#### DATA UNDER STUDY
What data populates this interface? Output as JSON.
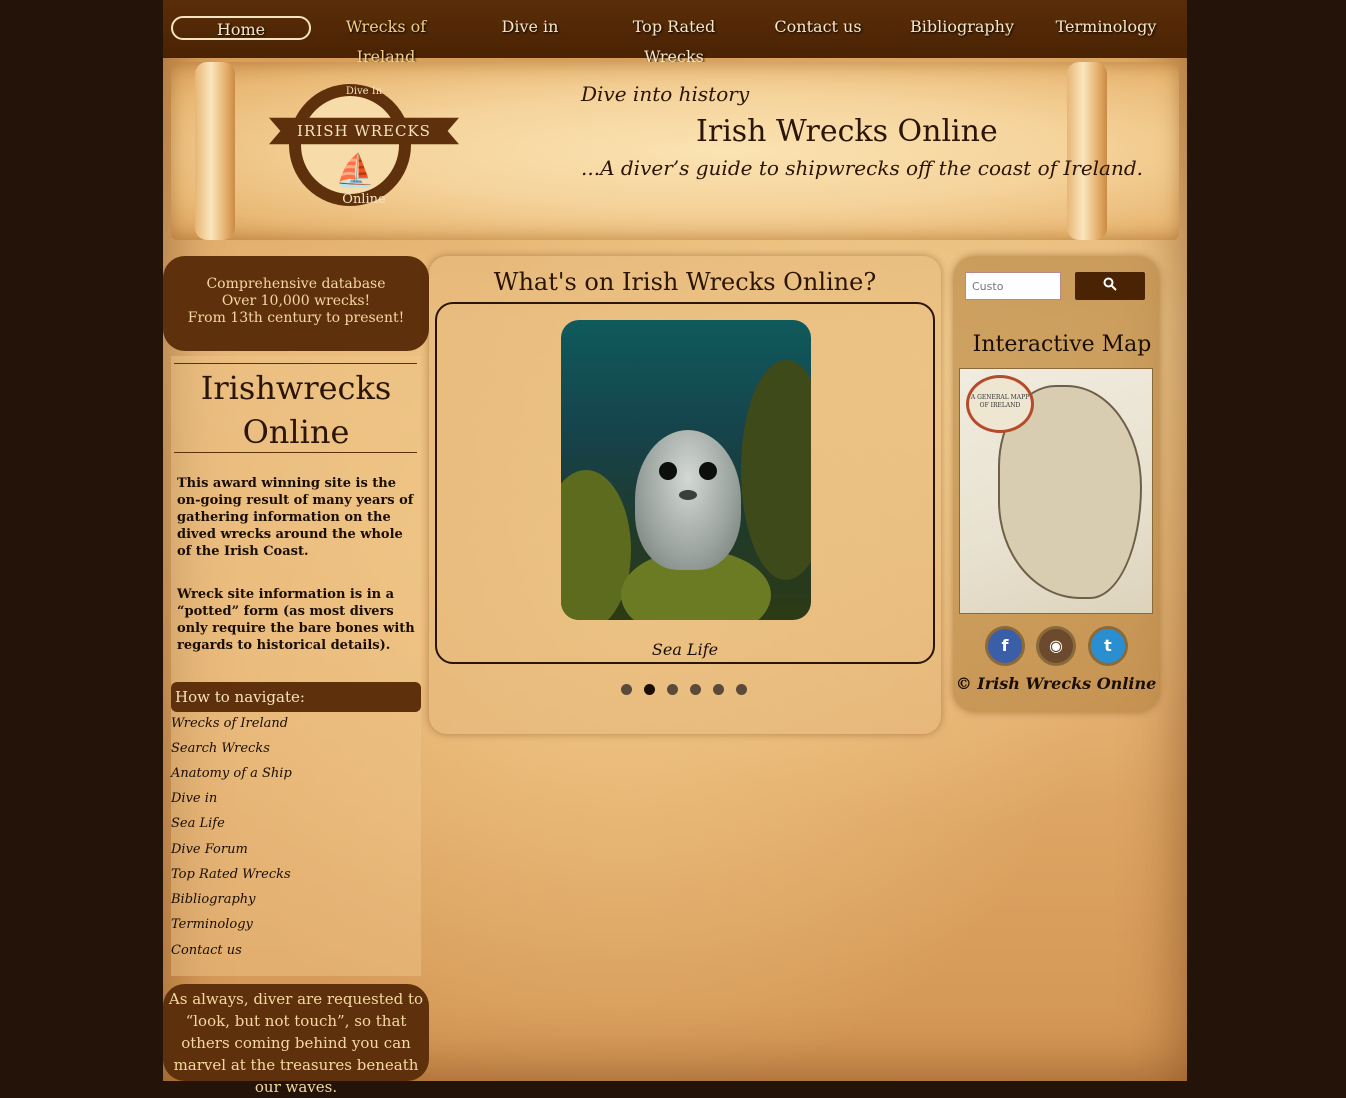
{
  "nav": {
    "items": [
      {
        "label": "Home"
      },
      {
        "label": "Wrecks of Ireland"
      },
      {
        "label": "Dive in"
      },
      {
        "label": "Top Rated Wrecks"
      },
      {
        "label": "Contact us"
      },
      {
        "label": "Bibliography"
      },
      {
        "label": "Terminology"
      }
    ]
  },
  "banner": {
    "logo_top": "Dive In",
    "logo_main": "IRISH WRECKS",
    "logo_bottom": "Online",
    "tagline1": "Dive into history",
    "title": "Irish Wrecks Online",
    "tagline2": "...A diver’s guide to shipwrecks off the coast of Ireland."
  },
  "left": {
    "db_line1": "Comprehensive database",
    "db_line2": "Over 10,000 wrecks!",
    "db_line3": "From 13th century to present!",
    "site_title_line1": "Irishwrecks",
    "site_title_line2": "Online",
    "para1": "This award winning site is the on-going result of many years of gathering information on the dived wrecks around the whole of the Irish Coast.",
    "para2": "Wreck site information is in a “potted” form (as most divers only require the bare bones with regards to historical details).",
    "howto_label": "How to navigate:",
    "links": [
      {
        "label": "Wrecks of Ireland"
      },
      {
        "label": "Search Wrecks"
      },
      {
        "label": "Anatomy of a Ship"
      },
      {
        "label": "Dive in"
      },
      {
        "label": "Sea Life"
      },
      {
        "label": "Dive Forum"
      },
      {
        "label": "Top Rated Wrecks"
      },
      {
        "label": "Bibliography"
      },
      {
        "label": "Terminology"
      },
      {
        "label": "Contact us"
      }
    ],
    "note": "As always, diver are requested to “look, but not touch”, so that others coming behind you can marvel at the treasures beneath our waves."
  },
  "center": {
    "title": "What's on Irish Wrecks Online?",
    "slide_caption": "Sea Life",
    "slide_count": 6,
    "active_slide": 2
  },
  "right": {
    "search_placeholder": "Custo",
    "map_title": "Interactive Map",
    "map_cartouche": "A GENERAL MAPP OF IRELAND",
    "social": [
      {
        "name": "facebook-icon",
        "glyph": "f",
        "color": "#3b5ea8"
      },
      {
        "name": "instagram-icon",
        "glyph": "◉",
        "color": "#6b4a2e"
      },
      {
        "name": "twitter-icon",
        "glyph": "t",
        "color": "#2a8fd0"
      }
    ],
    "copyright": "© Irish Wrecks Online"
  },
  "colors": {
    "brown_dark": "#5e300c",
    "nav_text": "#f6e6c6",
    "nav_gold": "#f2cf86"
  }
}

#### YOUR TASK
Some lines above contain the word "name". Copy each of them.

#### RESPONSE TO THIS TASK
        "name": "facebook-icon",
        "name": "instagram-icon",
        "name": "twitter-icon",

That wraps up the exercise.